----- Source data -----

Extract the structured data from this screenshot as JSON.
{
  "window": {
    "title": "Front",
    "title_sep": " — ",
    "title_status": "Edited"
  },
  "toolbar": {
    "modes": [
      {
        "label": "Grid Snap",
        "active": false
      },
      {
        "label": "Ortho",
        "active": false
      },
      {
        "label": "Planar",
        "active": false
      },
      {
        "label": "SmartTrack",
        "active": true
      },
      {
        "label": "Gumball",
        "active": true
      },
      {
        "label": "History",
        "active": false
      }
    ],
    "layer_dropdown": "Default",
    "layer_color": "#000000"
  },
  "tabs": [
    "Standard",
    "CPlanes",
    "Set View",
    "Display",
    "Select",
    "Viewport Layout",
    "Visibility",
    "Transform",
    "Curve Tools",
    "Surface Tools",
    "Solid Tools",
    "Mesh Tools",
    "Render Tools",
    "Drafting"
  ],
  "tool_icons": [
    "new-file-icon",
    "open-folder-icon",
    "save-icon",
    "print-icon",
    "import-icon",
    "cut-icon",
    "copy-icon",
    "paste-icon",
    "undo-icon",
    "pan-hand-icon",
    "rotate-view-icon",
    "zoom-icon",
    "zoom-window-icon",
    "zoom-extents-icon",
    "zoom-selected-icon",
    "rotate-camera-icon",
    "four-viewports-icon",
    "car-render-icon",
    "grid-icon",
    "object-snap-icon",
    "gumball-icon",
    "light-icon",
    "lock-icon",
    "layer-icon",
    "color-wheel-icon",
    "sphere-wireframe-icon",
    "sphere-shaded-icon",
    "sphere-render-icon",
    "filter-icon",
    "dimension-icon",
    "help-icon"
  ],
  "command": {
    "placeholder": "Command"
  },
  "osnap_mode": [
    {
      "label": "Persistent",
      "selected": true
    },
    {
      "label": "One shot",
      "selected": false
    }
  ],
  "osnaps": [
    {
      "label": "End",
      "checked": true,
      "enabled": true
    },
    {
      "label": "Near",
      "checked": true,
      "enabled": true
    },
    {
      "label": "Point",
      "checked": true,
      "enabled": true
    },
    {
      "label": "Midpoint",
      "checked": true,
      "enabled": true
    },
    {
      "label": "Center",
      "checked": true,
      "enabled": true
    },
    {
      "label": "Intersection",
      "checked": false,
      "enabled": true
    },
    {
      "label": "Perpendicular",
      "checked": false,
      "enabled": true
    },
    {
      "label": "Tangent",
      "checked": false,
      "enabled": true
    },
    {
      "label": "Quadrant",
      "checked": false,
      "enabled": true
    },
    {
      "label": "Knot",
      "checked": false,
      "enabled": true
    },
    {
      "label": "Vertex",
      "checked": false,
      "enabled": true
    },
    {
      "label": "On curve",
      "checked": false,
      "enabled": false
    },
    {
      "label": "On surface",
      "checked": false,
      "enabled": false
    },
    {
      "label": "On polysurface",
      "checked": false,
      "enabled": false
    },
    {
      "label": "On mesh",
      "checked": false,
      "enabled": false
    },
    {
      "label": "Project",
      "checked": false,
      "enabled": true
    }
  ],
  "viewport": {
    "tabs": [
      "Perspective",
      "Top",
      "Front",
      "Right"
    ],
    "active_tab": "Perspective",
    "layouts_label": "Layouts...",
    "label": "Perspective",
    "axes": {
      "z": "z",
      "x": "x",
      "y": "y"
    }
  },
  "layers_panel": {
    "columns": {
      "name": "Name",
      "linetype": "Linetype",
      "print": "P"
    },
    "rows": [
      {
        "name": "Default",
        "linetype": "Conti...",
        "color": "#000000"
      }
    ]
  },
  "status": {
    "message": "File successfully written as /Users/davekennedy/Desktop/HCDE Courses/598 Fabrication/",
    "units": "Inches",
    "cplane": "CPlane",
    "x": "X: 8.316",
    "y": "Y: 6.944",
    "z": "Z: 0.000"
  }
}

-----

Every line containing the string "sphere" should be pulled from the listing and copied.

    "sphere-wireframe-icon",
    "sphere-shaded-icon",
    "sphere-render-icon",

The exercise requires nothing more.